Assignment
Locate the string "Document" throughout the material and copy every line in which it occurs.

[[ Data provided open ]]

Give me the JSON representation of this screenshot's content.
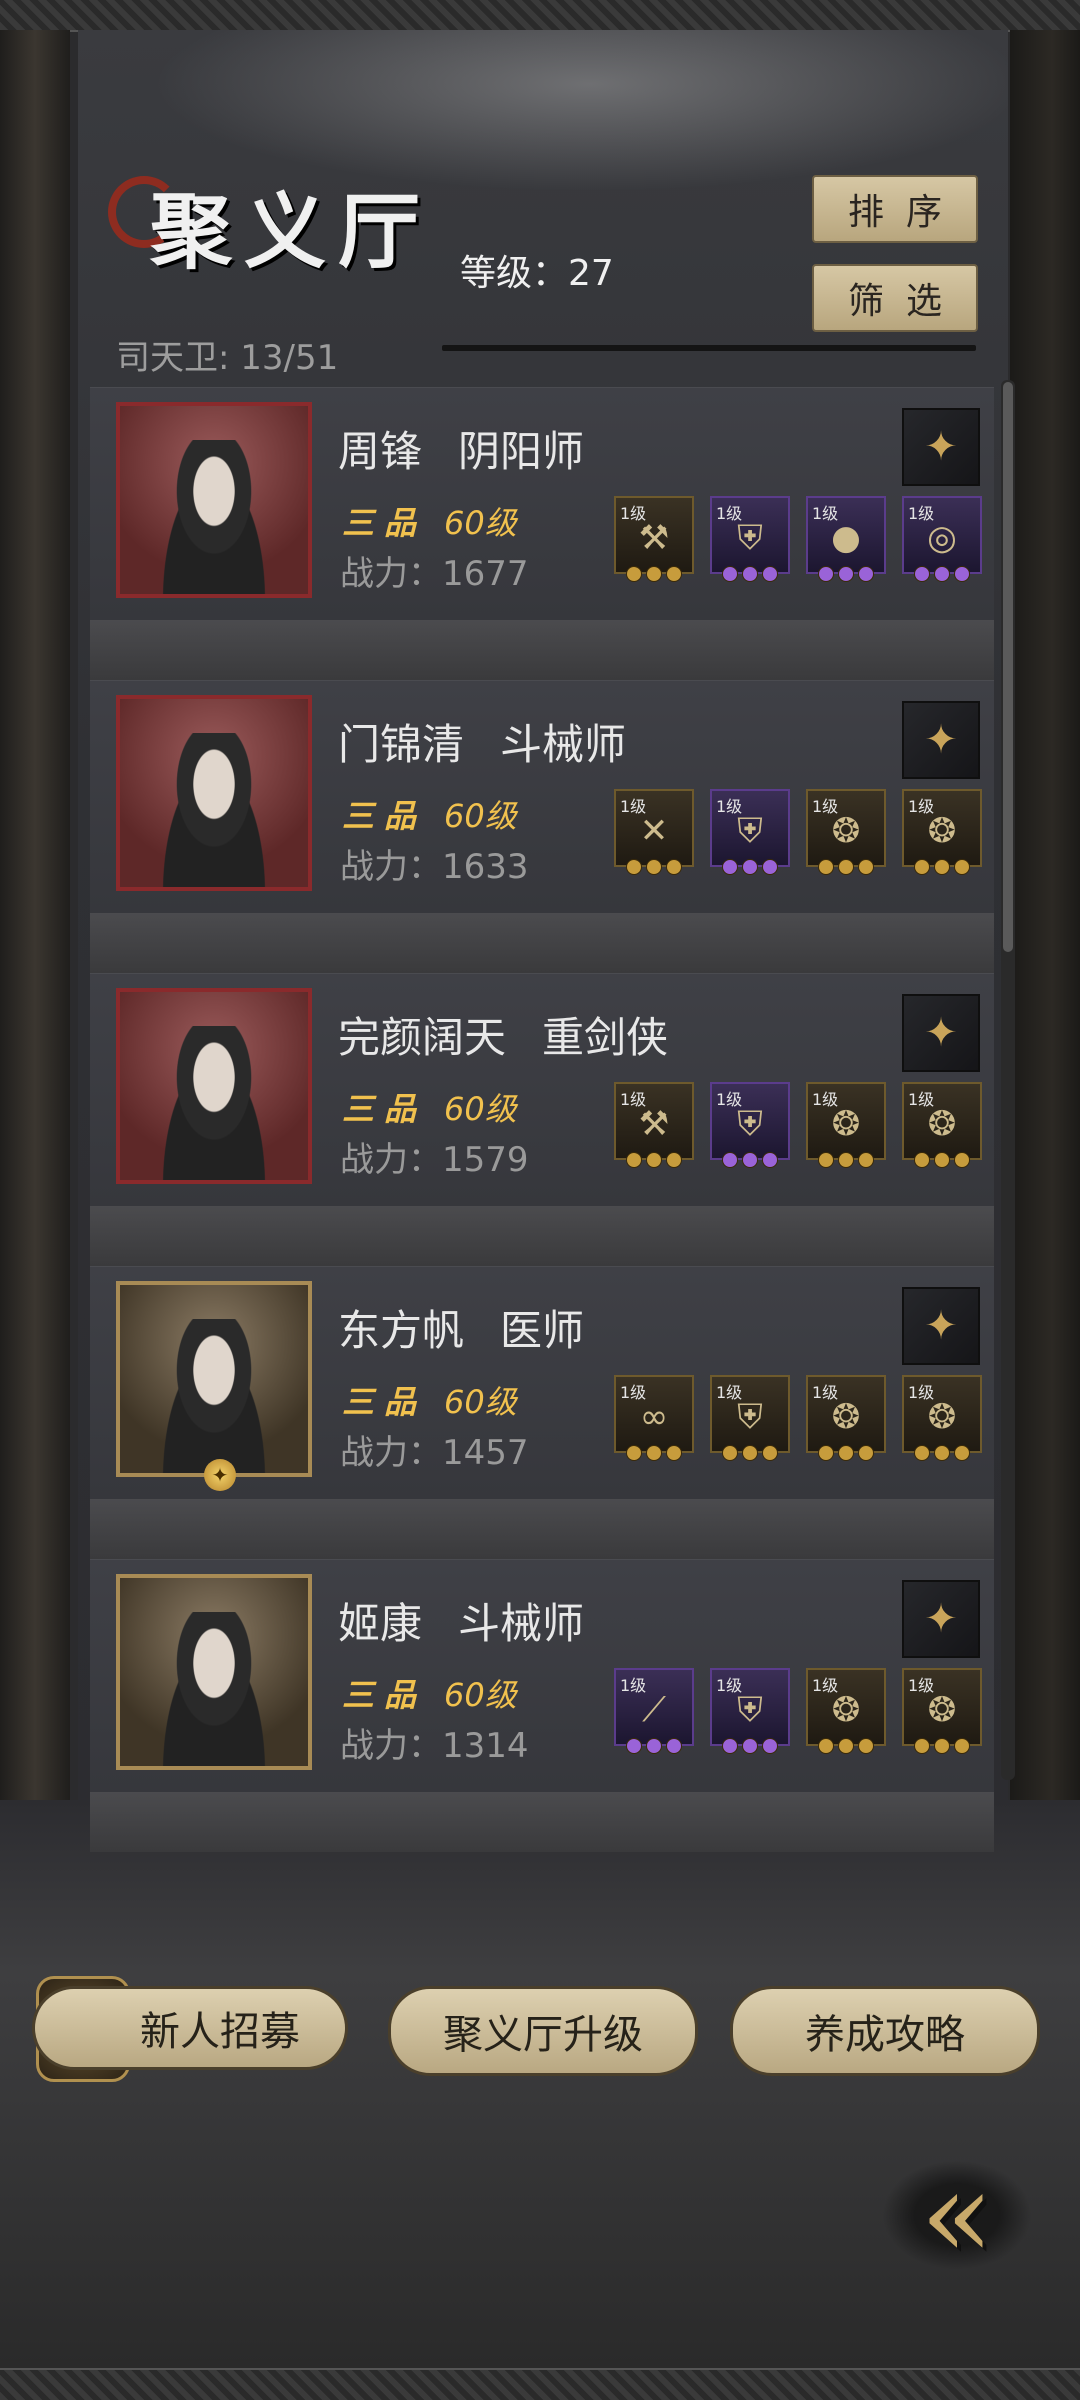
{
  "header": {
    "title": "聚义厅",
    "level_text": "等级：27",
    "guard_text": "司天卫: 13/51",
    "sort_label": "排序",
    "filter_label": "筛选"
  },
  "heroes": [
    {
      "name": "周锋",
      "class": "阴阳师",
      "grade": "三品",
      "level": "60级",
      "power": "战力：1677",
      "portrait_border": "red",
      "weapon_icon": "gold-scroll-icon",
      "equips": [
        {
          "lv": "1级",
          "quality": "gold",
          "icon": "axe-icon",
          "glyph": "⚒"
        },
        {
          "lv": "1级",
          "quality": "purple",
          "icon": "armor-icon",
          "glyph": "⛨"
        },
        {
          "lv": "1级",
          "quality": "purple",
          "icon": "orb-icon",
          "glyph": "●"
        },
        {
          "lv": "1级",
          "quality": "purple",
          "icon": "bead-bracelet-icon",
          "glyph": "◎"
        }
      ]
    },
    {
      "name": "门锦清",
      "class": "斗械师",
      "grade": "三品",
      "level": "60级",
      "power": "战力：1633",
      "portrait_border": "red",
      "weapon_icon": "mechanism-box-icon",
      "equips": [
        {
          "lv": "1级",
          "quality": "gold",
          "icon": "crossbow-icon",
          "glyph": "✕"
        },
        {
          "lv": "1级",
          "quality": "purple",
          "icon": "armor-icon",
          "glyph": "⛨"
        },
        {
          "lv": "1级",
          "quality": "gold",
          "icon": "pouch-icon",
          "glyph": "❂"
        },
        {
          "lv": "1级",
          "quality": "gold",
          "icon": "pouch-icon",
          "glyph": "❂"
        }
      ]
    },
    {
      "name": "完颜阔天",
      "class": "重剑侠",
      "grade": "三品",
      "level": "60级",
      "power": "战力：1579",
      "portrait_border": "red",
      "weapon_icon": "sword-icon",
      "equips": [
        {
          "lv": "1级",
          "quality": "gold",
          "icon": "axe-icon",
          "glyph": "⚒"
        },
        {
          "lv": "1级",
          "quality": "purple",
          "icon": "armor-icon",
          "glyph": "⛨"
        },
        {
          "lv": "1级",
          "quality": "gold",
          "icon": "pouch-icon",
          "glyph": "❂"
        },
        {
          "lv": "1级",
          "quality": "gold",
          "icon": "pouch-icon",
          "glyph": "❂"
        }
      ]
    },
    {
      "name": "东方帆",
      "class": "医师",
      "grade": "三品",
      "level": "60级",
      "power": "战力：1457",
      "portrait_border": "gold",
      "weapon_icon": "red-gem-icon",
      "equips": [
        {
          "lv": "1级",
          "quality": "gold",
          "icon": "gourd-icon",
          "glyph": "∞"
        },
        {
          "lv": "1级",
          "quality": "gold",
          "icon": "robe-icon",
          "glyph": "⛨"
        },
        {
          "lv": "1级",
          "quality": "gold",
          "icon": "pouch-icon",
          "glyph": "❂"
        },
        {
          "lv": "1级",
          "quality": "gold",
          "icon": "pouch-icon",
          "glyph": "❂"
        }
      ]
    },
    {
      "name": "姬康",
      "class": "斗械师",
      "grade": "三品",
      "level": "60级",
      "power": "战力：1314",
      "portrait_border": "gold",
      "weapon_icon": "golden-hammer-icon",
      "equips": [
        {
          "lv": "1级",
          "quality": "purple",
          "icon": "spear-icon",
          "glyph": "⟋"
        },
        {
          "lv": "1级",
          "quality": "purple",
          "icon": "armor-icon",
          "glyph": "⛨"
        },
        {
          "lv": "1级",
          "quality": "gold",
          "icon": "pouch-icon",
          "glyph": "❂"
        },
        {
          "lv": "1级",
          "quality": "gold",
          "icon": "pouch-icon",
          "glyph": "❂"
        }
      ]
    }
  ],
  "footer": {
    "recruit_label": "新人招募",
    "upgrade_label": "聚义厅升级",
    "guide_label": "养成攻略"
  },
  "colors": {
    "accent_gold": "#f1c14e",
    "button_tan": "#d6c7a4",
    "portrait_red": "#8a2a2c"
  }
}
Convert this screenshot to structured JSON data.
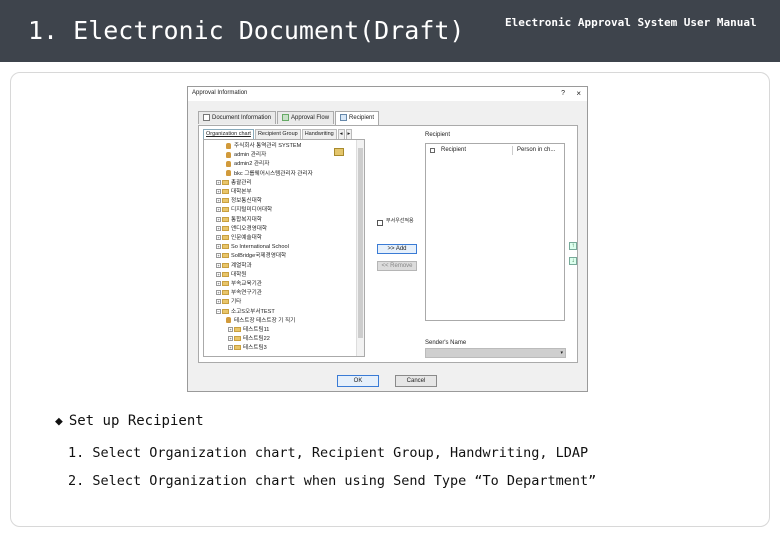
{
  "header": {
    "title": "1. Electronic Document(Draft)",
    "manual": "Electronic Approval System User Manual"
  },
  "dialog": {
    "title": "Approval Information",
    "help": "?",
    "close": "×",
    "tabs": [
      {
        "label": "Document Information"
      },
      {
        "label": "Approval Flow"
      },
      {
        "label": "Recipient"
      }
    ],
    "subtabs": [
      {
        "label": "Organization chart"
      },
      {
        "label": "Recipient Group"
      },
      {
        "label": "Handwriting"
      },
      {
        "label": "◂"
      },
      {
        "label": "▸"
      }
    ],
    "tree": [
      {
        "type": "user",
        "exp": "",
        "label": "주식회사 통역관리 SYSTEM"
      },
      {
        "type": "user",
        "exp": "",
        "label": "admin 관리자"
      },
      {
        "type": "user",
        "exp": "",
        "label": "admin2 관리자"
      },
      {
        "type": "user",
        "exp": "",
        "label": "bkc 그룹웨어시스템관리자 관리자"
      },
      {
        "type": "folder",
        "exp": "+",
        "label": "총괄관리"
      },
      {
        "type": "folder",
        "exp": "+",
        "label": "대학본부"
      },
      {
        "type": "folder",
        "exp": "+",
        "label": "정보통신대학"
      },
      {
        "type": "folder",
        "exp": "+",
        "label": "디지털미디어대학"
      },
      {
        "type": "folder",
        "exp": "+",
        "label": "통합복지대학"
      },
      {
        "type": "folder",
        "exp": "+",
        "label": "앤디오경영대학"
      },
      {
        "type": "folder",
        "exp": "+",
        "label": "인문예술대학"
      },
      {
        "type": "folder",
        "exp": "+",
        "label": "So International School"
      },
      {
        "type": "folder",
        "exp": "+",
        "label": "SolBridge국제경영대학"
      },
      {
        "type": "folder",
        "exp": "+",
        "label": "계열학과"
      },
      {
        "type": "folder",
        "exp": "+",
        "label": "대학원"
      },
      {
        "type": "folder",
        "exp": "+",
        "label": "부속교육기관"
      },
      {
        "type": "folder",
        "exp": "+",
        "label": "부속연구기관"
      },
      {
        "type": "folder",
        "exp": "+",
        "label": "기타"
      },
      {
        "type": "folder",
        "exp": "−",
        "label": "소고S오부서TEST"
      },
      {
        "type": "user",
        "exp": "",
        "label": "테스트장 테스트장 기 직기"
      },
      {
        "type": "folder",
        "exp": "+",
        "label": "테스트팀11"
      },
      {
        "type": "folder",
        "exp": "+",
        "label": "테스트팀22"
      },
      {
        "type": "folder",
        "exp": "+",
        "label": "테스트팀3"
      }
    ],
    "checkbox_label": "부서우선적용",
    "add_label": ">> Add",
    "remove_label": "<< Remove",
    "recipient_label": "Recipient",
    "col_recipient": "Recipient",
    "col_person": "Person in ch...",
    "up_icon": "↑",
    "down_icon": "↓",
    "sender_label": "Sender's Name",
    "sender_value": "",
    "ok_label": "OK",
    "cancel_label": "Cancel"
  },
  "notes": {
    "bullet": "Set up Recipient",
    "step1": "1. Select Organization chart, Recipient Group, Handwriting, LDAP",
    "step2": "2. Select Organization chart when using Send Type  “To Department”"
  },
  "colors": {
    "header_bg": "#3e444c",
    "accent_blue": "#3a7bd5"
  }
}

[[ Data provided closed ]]

Answer box
    "title": "1. Electronic Document(Draft)",
        "label": "Document Information"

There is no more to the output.